▶ [What to work on]:
All entries need to be written out again exactly, without their pictures.

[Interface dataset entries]
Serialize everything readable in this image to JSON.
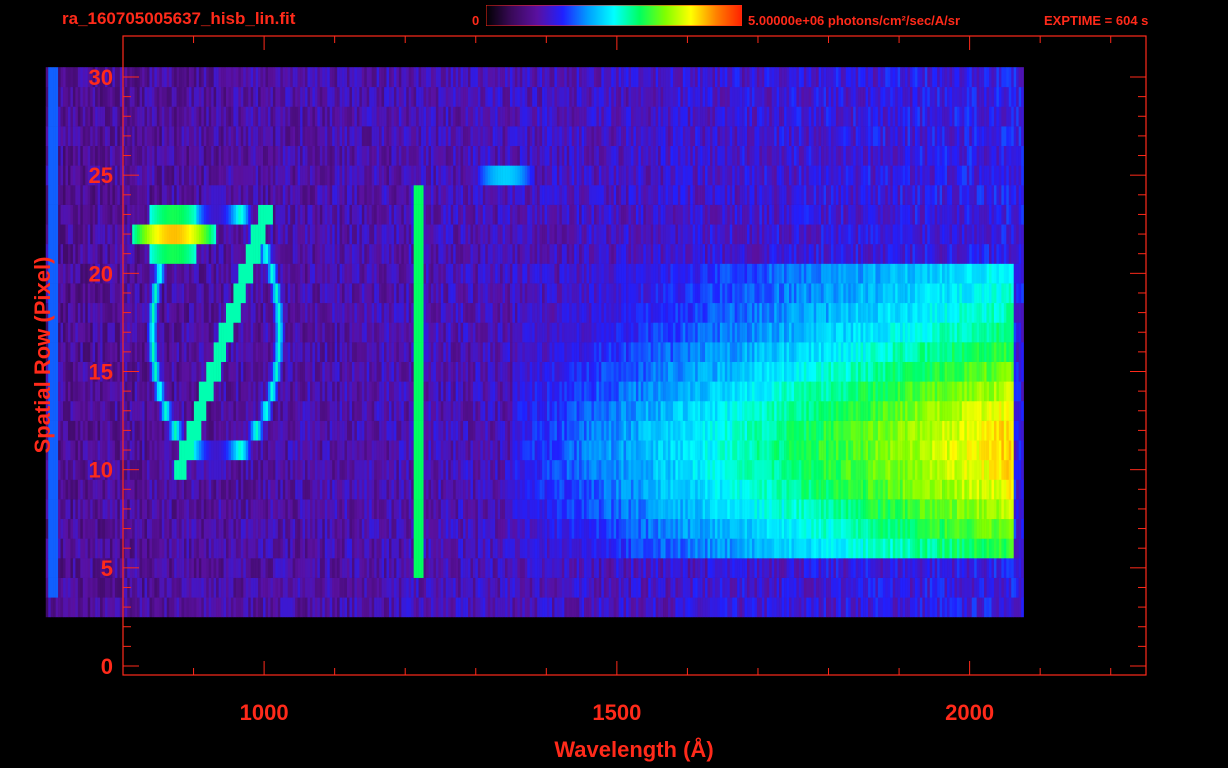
{
  "header": {
    "title": "ra_160705005637_hisb_lin.fit",
    "colorbar_min": "0",
    "colorbar_max": "5.00000e+06 photons/cm²/sec/A/sr",
    "exptime": "EXPTIME = 604 s"
  },
  "colors": {
    "axis": "#ff2a1a",
    "background": "#000000",
    "colormap": [
      "#000000",
      "#3a0a5a",
      "#5a10a0",
      "#2020ff",
      "#00a0ff",
      "#00ffff",
      "#00ff60",
      "#80ff00",
      "#ffff00",
      "#ff8000",
      "#ff2000"
    ]
  },
  "chart_data": {
    "type": "heatmap",
    "title": "ra_160705005637_hisb_lin.fit",
    "xlabel": "Wavelength (Å)",
    "ylabel": "Spatial Row (Pixel)",
    "xlim": [
      800,
      2250
    ],
    "ylim": [
      0,
      30
    ],
    "x_ticks": [
      1000,
      1500,
      2000
    ],
    "y_ticks": [
      0,
      5,
      10,
      15,
      20,
      25,
      30
    ],
    "colorbar": {
      "min": 0,
      "max": 5000000,
      "units": "photons/cm²/sec/A/sr"
    },
    "exptime_s": 604,
    "grid": false,
    "features": [
      {
        "kind": "ring",
        "cx": 930,
        "cy": 17,
        "rx": 90,
        "ry": 6.5,
        "intensity": 0.55
      },
      {
        "kind": "diagonal",
        "x0": 880,
        "y0": 10,
        "x1": 1000,
        "y1": 23,
        "intensity": 0.55
      },
      {
        "kind": "blob",
        "cx": 870,
        "cy": 22,
        "rx": 60,
        "ry": 1.2,
        "intensity": 0.85
      },
      {
        "kind": "vertical_line",
        "x": 1216,
        "y0": 5,
        "y1": 24,
        "intensity": 0.6
      },
      {
        "kind": "vertical_line",
        "x": 700,
        "y0": 4,
        "y1": 30,
        "intensity": 0.35
      },
      {
        "kind": "continuum",
        "x0": 1350,
        "x1": 2060,
        "y0": 6,
        "y1": 20,
        "peak_y": 11,
        "intensity": 0.8
      },
      {
        "kind": "blob",
        "cx": 1340,
        "cy": 25,
        "rx": 40,
        "ry": 0.6,
        "intensity": 0.45
      }
    ]
  }
}
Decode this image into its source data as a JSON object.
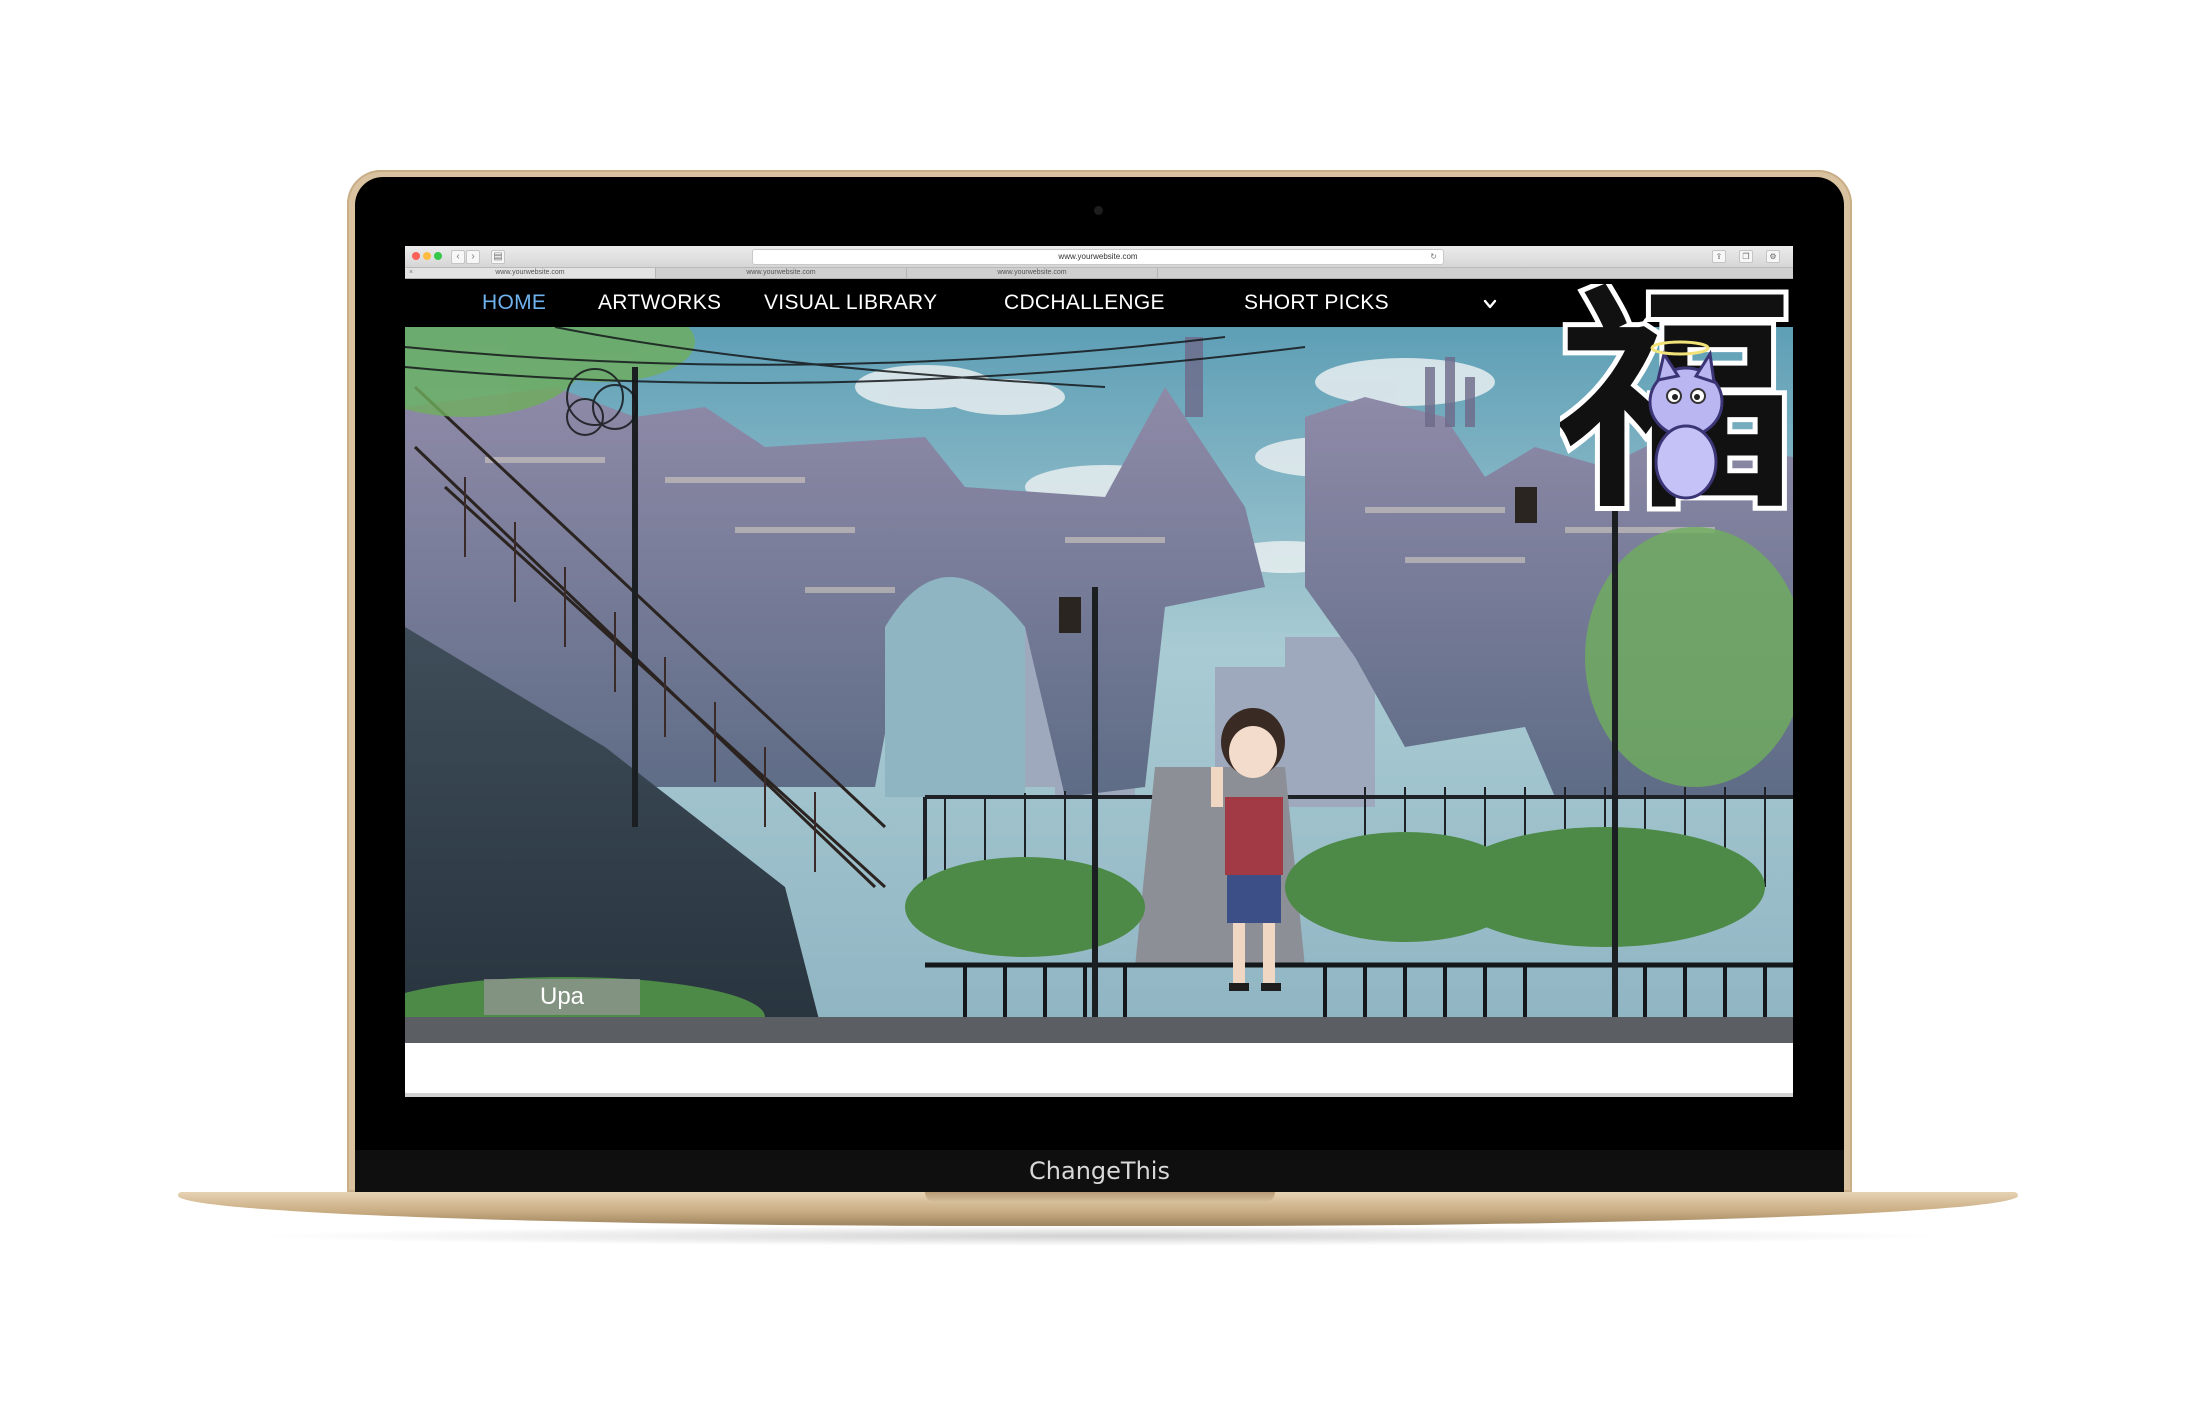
{
  "browser": {
    "url": "www.yourwebsite.com",
    "tabs": [
      "www.yourwebsite.com",
      "www.yourwebsite.com",
      "www.yourwebsite.com"
    ]
  },
  "nav": {
    "items": [
      "HOME",
      "ARTWORKS",
      "VISUAL LIBRARY",
      "CDCHALLENGE",
      "SHORT PICKS"
    ],
    "active_index": 0,
    "menu_icon": "chevron-down-icon"
  },
  "hero": {
    "caption": "Upa"
  },
  "logo": {
    "glyph": "福",
    "icon": "cartoon-cat-logo"
  },
  "device": {
    "brand_label": "ChangeThis"
  },
  "colors": {
    "active_nav": "#6fb2ee",
    "nav_bg": "#000000",
    "laptop_gold": "#d9c2a0"
  }
}
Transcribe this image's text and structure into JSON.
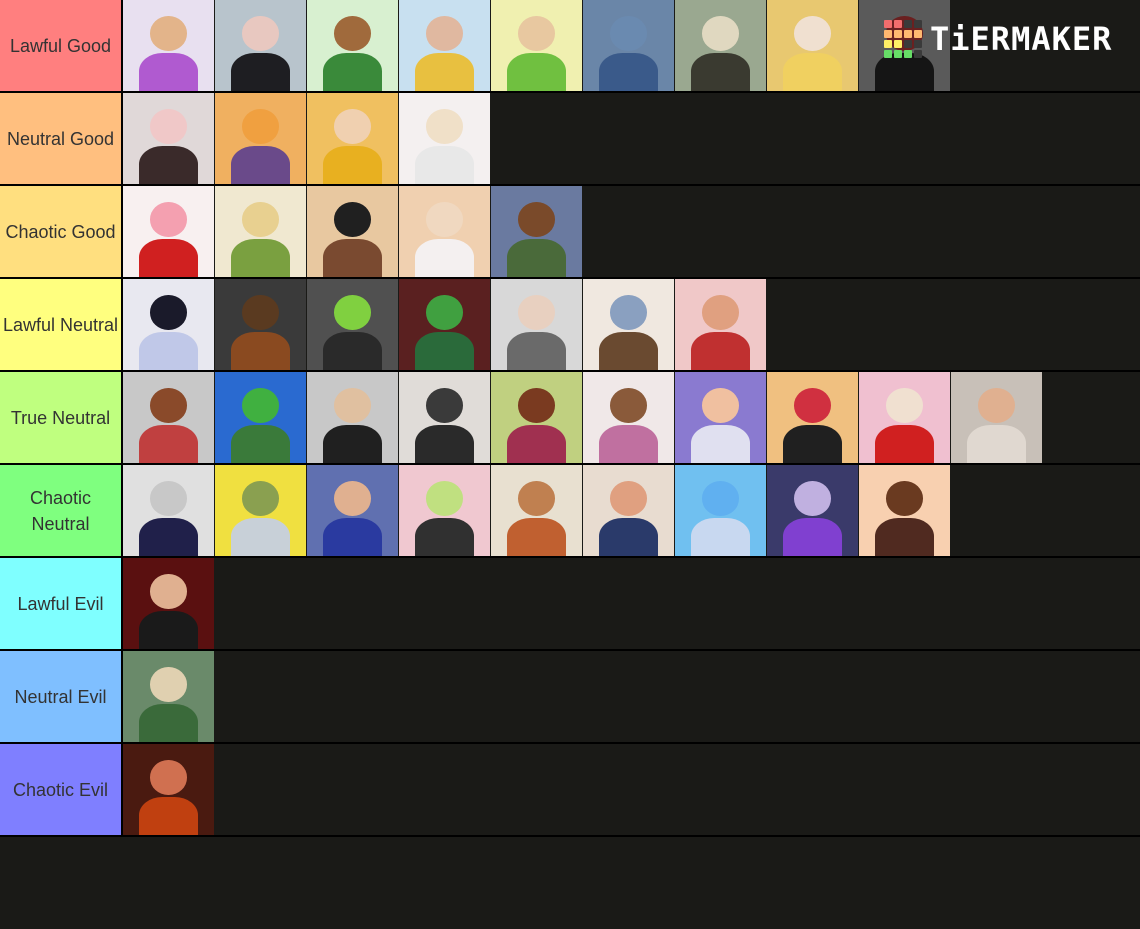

▶ [Reply to the exercise]:
Serialize everything readable in this image to JSON.
{
  "header": {
    "title": "ra_160705005637_hisb_lin.fit",
    "colorbar_min": "0",
    "colorbar_max": "5.00000e+06 photons/cm²/sec/A/sr",
    "exptime": "EXPTIME = 604 s"
  },
  "colors": {
    "axis": "#ff2a1a",
    "background": "#000000",
    "colormap": [
      "#000000",
      "#3a0a5a",
      "#5a10a0",
      "#2020ff",
      "#00a0ff",
      "#00ffff",
      "#00ff60",
      "#80ff00",
      "#ffff00",
      "#ff8000",
      "#ff2000"
    ]
  },
  "chart_data": {
    "type": "heatmap",
    "title": "ra_160705005637_hisb_lin.fit",
    "xlabel": "Wavelength (Å)",
    "ylabel": "Spatial Row (Pixel)",
    "xlim": [
      800,
      2250
    ],
    "ylim": [
      0,
      30
    ],
    "x_ticks": [
      1000,
      1500,
      2000
    ],
    "y_ticks": [
      0,
      5,
      10,
      15,
      20,
      25,
      30
    ],
    "colorbar": {
      "min": 0,
      "max": 5000000,
      "units": "photons/cm²/sec/A/sr"
    },
    "exptime_s": 604,
    "grid": false,
    "features": [
      {
        "kind": "ring",
        "cx": 930,
        "cy": 17,
        "rx": 90,
        "ry": 6.5,
        "intensity": 0.55
      },
      {
        "kind": "diagonal",
        "x0": 880,
        "y0": 10,
        "x1": 1000,
        "y1": 23,
        "intensity": 0.55
      },
      {
        "kind": "blob",
        "cx": 870,
        "cy": 22,
        "rx": 60,
        "ry": 1.2,
        "intensity": 0.85
      },
      {
        "kind": "vertical_line",
        "x": 1216,
        "y0": 5,
        "y1": 24,
        "intensity": 0.6
      },
      {
        "kind": "vertical_line",
        "x": 700,
        "y0": 4,
        "y1": 30,
        "intensity": 0.35
      },
      {
        "kind": "continuum",
        "x0": 1350,
        "x1": 2060,
        "y0": 6,
        "y1": 20,
        "peak_y": 11,
        "intensity": 0.8
      },
      {
        "kind": "blob",
        "cx": 1340,
        "cy": 25,
        "rx": 40,
        "ry": 0.6,
        "intensity": 0.45
      }
    ]
  }
}
Decode this image into its source data as a JSON object.
{
  "browser": {
    "url": "www.yourwebsite.com",
    "tabs": [
      "www.yourwebsite.com",
      "www.yourwebsite.com",
      "www.yourwebsite.com"
    ]
  },
  "nav": {
    "items": [
      "HOME",
      "ARTWORKS",
      "VISUAL LIBRARY",
      "CDCHALLENGE",
      "SHORT PICKS"
    ],
    "active_index": 0,
    "menu_icon": "chevron-down-icon"
  },
  "hero": {
    "caption": "Upa"
  },
  "logo": {
    "glyph": "福",
    "icon": "cartoon-cat-logo"
  },
  "device": {
    "brand_label": "ChangeThis"
  },
  "colors": {
    "active_nav": "#6fb2ee",
    "nav_bg": "#000000",
    "laptop_gold": "#d9c2a0"
  }
}
Transcribe this image's text and structure into JSON.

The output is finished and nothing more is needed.